» **TASK REQUIREMENTS**: Each line of the records below that holds "icon" should be copied out.
[DATA SUPPLIED Boundary: Start]
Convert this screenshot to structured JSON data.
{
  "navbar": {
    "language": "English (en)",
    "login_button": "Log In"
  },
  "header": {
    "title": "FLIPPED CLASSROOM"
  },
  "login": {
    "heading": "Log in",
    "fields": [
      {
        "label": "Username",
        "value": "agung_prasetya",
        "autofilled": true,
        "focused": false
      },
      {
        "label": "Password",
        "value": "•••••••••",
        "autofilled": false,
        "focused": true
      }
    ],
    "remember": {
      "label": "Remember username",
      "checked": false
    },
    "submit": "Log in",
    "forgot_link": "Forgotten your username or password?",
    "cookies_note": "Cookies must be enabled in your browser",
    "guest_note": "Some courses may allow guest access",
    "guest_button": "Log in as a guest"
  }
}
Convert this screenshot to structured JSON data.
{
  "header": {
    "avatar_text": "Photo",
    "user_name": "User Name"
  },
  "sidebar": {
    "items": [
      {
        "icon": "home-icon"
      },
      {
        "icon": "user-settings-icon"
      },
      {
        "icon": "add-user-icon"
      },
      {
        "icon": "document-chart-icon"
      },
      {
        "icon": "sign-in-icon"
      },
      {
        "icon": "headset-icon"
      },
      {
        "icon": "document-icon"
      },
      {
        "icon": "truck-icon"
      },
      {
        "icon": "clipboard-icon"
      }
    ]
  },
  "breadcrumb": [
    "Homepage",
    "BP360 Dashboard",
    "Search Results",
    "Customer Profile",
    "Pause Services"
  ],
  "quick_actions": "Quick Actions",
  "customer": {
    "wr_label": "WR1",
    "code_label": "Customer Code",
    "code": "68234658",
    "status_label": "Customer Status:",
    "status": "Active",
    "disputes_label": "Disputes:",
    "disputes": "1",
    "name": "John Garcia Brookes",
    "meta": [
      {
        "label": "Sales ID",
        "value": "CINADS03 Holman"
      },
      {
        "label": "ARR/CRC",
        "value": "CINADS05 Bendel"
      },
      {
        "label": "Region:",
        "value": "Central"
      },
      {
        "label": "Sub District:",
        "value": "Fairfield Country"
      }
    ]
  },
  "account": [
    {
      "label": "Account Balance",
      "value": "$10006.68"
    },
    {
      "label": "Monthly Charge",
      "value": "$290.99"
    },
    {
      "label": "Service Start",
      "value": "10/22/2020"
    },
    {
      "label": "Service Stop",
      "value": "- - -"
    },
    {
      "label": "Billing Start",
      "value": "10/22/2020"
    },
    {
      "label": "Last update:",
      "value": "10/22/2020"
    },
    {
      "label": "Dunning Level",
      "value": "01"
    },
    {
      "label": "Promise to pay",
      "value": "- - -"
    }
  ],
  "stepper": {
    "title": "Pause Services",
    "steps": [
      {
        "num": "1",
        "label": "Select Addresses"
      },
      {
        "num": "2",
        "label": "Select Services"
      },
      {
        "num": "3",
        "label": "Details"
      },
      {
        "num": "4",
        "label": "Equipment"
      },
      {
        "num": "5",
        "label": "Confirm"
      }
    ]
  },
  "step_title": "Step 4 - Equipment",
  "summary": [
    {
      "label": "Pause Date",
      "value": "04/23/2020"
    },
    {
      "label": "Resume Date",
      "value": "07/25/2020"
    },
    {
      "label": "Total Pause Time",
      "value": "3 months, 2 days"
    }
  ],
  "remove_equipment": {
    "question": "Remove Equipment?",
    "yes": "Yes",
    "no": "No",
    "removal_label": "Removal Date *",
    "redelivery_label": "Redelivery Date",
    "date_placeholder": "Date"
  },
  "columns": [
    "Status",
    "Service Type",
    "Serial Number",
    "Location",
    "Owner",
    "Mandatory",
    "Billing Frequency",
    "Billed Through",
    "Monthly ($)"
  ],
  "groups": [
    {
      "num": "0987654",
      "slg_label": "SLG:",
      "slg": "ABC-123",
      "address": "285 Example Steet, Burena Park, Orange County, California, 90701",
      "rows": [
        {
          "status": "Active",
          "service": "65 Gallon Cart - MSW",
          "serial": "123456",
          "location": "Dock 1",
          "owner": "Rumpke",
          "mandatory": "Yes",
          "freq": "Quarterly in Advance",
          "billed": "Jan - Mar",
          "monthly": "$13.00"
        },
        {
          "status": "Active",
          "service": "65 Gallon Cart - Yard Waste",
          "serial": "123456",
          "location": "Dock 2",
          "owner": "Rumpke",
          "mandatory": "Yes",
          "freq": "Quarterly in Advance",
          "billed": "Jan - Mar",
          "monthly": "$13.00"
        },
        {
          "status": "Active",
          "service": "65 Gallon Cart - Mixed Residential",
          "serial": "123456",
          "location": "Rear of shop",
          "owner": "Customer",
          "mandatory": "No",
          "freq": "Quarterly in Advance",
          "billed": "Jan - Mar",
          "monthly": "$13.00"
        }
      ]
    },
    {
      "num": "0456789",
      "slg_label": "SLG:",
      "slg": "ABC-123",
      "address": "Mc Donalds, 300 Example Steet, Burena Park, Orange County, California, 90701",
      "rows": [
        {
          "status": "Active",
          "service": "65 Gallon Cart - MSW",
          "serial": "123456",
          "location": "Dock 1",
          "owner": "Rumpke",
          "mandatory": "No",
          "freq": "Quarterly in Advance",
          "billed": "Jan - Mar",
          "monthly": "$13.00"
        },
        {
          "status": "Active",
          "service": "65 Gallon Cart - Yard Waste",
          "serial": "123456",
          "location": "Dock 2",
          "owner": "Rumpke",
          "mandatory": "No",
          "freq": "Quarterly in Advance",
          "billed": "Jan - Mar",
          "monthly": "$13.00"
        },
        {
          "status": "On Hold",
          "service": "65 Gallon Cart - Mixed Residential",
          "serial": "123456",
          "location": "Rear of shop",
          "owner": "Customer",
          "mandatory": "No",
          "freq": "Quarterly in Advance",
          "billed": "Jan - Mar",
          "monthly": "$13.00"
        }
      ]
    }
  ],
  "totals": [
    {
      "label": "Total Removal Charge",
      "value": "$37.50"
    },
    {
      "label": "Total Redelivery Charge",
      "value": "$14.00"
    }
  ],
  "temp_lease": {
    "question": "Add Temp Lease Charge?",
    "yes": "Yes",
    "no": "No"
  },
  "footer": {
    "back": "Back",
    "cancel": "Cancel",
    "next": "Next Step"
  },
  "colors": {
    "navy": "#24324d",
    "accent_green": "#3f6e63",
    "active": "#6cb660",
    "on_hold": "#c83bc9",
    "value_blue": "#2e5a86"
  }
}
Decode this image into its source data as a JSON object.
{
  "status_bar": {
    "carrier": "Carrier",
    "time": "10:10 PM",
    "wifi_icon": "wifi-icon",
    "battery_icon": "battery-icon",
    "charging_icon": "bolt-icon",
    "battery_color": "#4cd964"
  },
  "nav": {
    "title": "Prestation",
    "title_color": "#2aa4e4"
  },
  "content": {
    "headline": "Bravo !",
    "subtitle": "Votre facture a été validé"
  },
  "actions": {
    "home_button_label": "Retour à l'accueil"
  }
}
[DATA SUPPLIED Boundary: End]
» **OUTPUT BELOW**:
        "icon": "home-icon"
        "icon": "user-settings-icon"
        "icon": "add-user-icon"
        "icon": "document-chart-icon"
        "icon": "sign-in-icon"
        "icon": "headset-icon"
        "icon": "document-icon"
        "icon": "truck-icon"
        "icon": "clipboard-icon"
    "wifi_icon": "wifi-icon",
    "battery_icon": "battery-icon",
    "charging_icon": "bolt-icon",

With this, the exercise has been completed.